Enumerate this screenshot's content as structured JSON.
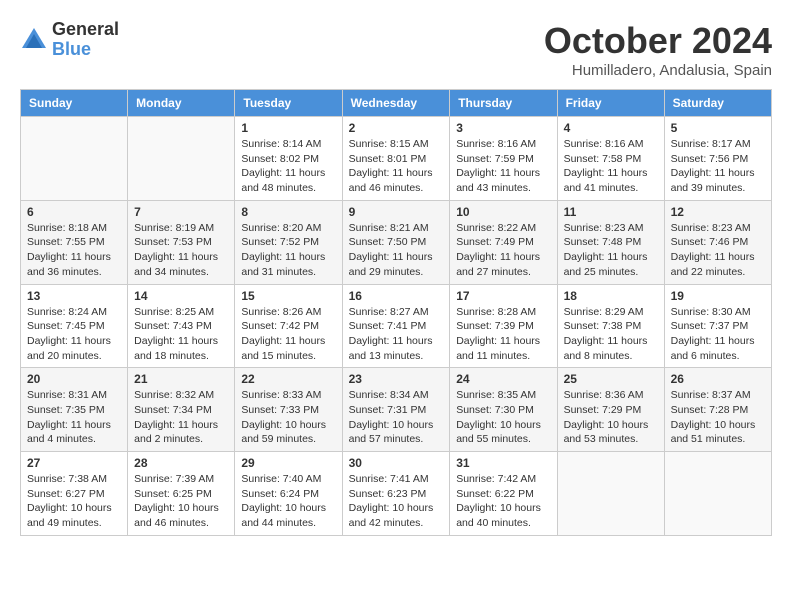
{
  "header": {
    "logo_general": "General",
    "logo_blue": "Blue",
    "month_title": "October 2024",
    "location": "Humilladero, Andalusia, Spain"
  },
  "weekdays": [
    "Sunday",
    "Monday",
    "Tuesday",
    "Wednesday",
    "Thursday",
    "Friday",
    "Saturday"
  ],
  "weeks": [
    [
      {
        "day": "",
        "info": ""
      },
      {
        "day": "",
        "info": ""
      },
      {
        "day": "1",
        "info": "Sunrise: 8:14 AM\nSunset: 8:02 PM\nDaylight: 11 hours and 48 minutes."
      },
      {
        "day": "2",
        "info": "Sunrise: 8:15 AM\nSunset: 8:01 PM\nDaylight: 11 hours and 46 minutes."
      },
      {
        "day": "3",
        "info": "Sunrise: 8:16 AM\nSunset: 7:59 PM\nDaylight: 11 hours and 43 minutes."
      },
      {
        "day": "4",
        "info": "Sunrise: 8:16 AM\nSunset: 7:58 PM\nDaylight: 11 hours and 41 minutes."
      },
      {
        "day": "5",
        "info": "Sunrise: 8:17 AM\nSunset: 7:56 PM\nDaylight: 11 hours and 39 minutes."
      }
    ],
    [
      {
        "day": "6",
        "info": "Sunrise: 8:18 AM\nSunset: 7:55 PM\nDaylight: 11 hours and 36 minutes."
      },
      {
        "day": "7",
        "info": "Sunrise: 8:19 AM\nSunset: 7:53 PM\nDaylight: 11 hours and 34 minutes."
      },
      {
        "day": "8",
        "info": "Sunrise: 8:20 AM\nSunset: 7:52 PM\nDaylight: 11 hours and 31 minutes."
      },
      {
        "day": "9",
        "info": "Sunrise: 8:21 AM\nSunset: 7:50 PM\nDaylight: 11 hours and 29 minutes."
      },
      {
        "day": "10",
        "info": "Sunrise: 8:22 AM\nSunset: 7:49 PM\nDaylight: 11 hours and 27 minutes."
      },
      {
        "day": "11",
        "info": "Sunrise: 8:23 AM\nSunset: 7:48 PM\nDaylight: 11 hours and 25 minutes."
      },
      {
        "day": "12",
        "info": "Sunrise: 8:23 AM\nSunset: 7:46 PM\nDaylight: 11 hours and 22 minutes."
      }
    ],
    [
      {
        "day": "13",
        "info": "Sunrise: 8:24 AM\nSunset: 7:45 PM\nDaylight: 11 hours and 20 minutes."
      },
      {
        "day": "14",
        "info": "Sunrise: 8:25 AM\nSunset: 7:43 PM\nDaylight: 11 hours and 18 minutes."
      },
      {
        "day": "15",
        "info": "Sunrise: 8:26 AM\nSunset: 7:42 PM\nDaylight: 11 hours and 15 minutes."
      },
      {
        "day": "16",
        "info": "Sunrise: 8:27 AM\nSunset: 7:41 PM\nDaylight: 11 hours and 13 minutes."
      },
      {
        "day": "17",
        "info": "Sunrise: 8:28 AM\nSunset: 7:39 PM\nDaylight: 11 hours and 11 minutes."
      },
      {
        "day": "18",
        "info": "Sunrise: 8:29 AM\nSunset: 7:38 PM\nDaylight: 11 hours and 8 minutes."
      },
      {
        "day": "19",
        "info": "Sunrise: 8:30 AM\nSunset: 7:37 PM\nDaylight: 11 hours and 6 minutes."
      }
    ],
    [
      {
        "day": "20",
        "info": "Sunrise: 8:31 AM\nSunset: 7:35 PM\nDaylight: 11 hours and 4 minutes."
      },
      {
        "day": "21",
        "info": "Sunrise: 8:32 AM\nSunset: 7:34 PM\nDaylight: 11 hours and 2 minutes."
      },
      {
        "day": "22",
        "info": "Sunrise: 8:33 AM\nSunset: 7:33 PM\nDaylight: 10 hours and 59 minutes."
      },
      {
        "day": "23",
        "info": "Sunrise: 8:34 AM\nSunset: 7:31 PM\nDaylight: 10 hours and 57 minutes."
      },
      {
        "day": "24",
        "info": "Sunrise: 8:35 AM\nSunset: 7:30 PM\nDaylight: 10 hours and 55 minutes."
      },
      {
        "day": "25",
        "info": "Sunrise: 8:36 AM\nSunset: 7:29 PM\nDaylight: 10 hours and 53 minutes."
      },
      {
        "day": "26",
        "info": "Sunrise: 8:37 AM\nSunset: 7:28 PM\nDaylight: 10 hours and 51 minutes."
      }
    ],
    [
      {
        "day": "27",
        "info": "Sunrise: 7:38 AM\nSunset: 6:27 PM\nDaylight: 10 hours and 49 minutes."
      },
      {
        "day": "28",
        "info": "Sunrise: 7:39 AM\nSunset: 6:25 PM\nDaylight: 10 hours and 46 minutes."
      },
      {
        "day": "29",
        "info": "Sunrise: 7:40 AM\nSunset: 6:24 PM\nDaylight: 10 hours and 44 minutes."
      },
      {
        "day": "30",
        "info": "Sunrise: 7:41 AM\nSunset: 6:23 PM\nDaylight: 10 hours and 42 minutes."
      },
      {
        "day": "31",
        "info": "Sunrise: 7:42 AM\nSunset: 6:22 PM\nDaylight: 10 hours and 40 minutes."
      },
      {
        "day": "",
        "info": ""
      },
      {
        "day": "",
        "info": ""
      }
    ]
  ]
}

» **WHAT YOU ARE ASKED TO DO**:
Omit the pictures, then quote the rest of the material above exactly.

» **RESULT OF THE EXERCISE**:
Enumerate this screenshot's content as structured JSON.
{
  "header": {
    "logo_general": "General",
    "logo_blue": "Blue",
    "month_title": "October 2024",
    "location": "Humilladero, Andalusia, Spain"
  },
  "weekdays": [
    "Sunday",
    "Monday",
    "Tuesday",
    "Wednesday",
    "Thursday",
    "Friday",
    "Saturday"
  ],
  "weeks": [
    [
      {
        "day": "",
        "info": ""
      },
      {
        "day": "",
        "info": ""
      },
      {
        "day": "1",
        "info": "Sunrise: 8:14 AM\nSunset: 8:02 PM\nDaylight: 11 hours and 48 minutes."
      },
      {
        "day": "2",
        "info": "Sunrise: 8:15 AM\nSunset: 8:01 PM\nDaylight: 11 hours and 46 minutes."
      },
      {
        "day": "3",
        "info": "Sunrise: 8:16 AM\nSunset: 7:59 PM\nDaylight: 11 hours and 43 minutes."
      },
      {
        "day": "4",
        "info": "Sunrise: 8:16 AM\nSunset: 7:58 PM\nDaylight: 11 hours and 41 minutes."
      },
      {
        "day": "5",
        "info": "Sunrise: 8:17 AM\nSunset: 7:56 PM\nDaylight: 11 hours and 39 minutes."
      }
    ],
    [
      {
        "day": "6",
        "info": "Sunrise: 8:18 AM\nSunset: 7:55 PM\nDaylight: 11 hours and 36 minutes."
      },
      {
        "day": "7",
        "info": "Sunrise: 8:19 AM\nSunset: 7:53 PM\nDaylight: 11 hours and 34 minutes."
      },
      {
        "day": "8",
        "info": "Sunrise: 8:20 AM\nSunset: 7:52 PM\nDaylight: 11 hours and 31 minutes."
      },
      {
        "day": "9",
        "info": "Sunrise: 8:21 AM\nSunset: 7:50 PM\nDaylight: 11 hours and 29 minutes."
      },
      {
        "day": "10",
        "info": "Sunrise: 8:22 AM\nSunset: 7:49 PM\nDaylight: 11 hours and 27 minutes."
      },
      {
        "day": "11",
        "info": "Sunrise: 8:23 AM\nSunset: 7:48 PM\nDaylight: 11 hours and 25 minutes."
      },
      {
        "day": "12",
        "info": "Sunrise: 8:23 AM\nSunset: 7:46 PM\nDaylight: 11 hours and 22 minutes."
      }
    ],
    [
      {
        "day": "13",
        "info": "Sunrise: 8:24 AM\nSunset: 7:45 PM\nDaylight: 11 hours and 20 minutes."
      },
      {
        "day": "14",
        "info": "Sunrise: 8:25 AM\nSunset: 7:43 PM\nDaylight: 11 hours and 18 minutes."
      },
      {
        "day": "15",
        "info": "Sunrise: 8:26 AM\nSunset: 7:42 PM\nDaylight: 11 hours and 15 minutes."
      },
      {
        "day": "16",
        "info": "Sunrise: 8:27 AM\nSunset: 7:41 PM\nDaylight: 11 hours and 13 minutes."
      },
      {
        "day": "17",
        "info": "Sunrise: 8:28 AM\nSunset: 7:39 PM\nDaylight: 11 hours and 11 minutes."
      },
      {
        "day": "18",
        "info": "Sunrise: 8:29 AM\nSunset: 7:38 PM\nDaylight: 11 hours and 8 minutes."
      },
      {
        "day": "19",
        "info": "Sunrise: 8:30 AM\nSunset: 7:37 PM\nDaylight: 11 hours and 6 minutes."
      }
    ],
    [
      {
        "day": "20",
        "info": "Sunrise: 8:31 AM\nSunset: 7:35 PM\nDaylight: 11 hours and 4 minutes."
      },
      {
        "day": "21",
        "info": "Sunrise: 8:32 AM\nSunset: 7:34 PM\nDaylight: 11 hours and 2 minutes."
      },
      {
        "day": "22",
        "info": "Sunrise: 8:33 AM\nSunset: 7:33 PM\nDaylight: 10 hours and 59 minutes."
      },
      {
        "day": "23",
        "info": "Sunrise: 8:34 AM\nSunset: 7:31 PM\nDaylight: 10 hours and 57 minutes."
      },
      {
        "day": "24",
        "info": "Sunrise: 8:35 AM\nSunset: 7:30 PM\nDaylight: 10 hours and 55 minutes."
      },
      {
        "day": "25",
        "info": "Sunrise: 8:36 AM\nSunset: 7:29 PM\nDaylight: 10 hours and 53 minutes."
      },
      {
        "day": "26",
        "info": "Sunrise: 8:37 AM\nSunset: 7:28 PM\nDaylight: 10 hours and 51 minutes."
      }
    ],
    [
      {
        "day": "27",
        "info": "Sunrise: 7:38 AM\nSunset: 6:27 PM\nDaylight: 10 hours and 49 minutes."
      },
      {
        "day": "28",
        "info": "Sunrise: 7:39 AM\nSunset: 6:25 PM\nDaylight: 10 hours and 46 minutes."
      },
      {
        "day": "29",
        "info": "Sunrise: 7:40 AM\nSunset: 6:24 PM\nDaylight: 10 hours and 44 minutes."
      },
      {
        "day": "30",
        "info": "Sunrise: 7:41 AM\nSunset: 6:23 PM\nDaylight: 10 hours and 42 minutes."
      },
      {
        "day": "31",
        "info": "Sunrise: 7:42 AM\nSunset: 6:22 PM\nDaylight: 10 hours and 40 minutes."
      },
      {
        "day": "",
        "info": ""
      },
      {
        "day": "",
        "info": ""
      }
    ]
  ]
}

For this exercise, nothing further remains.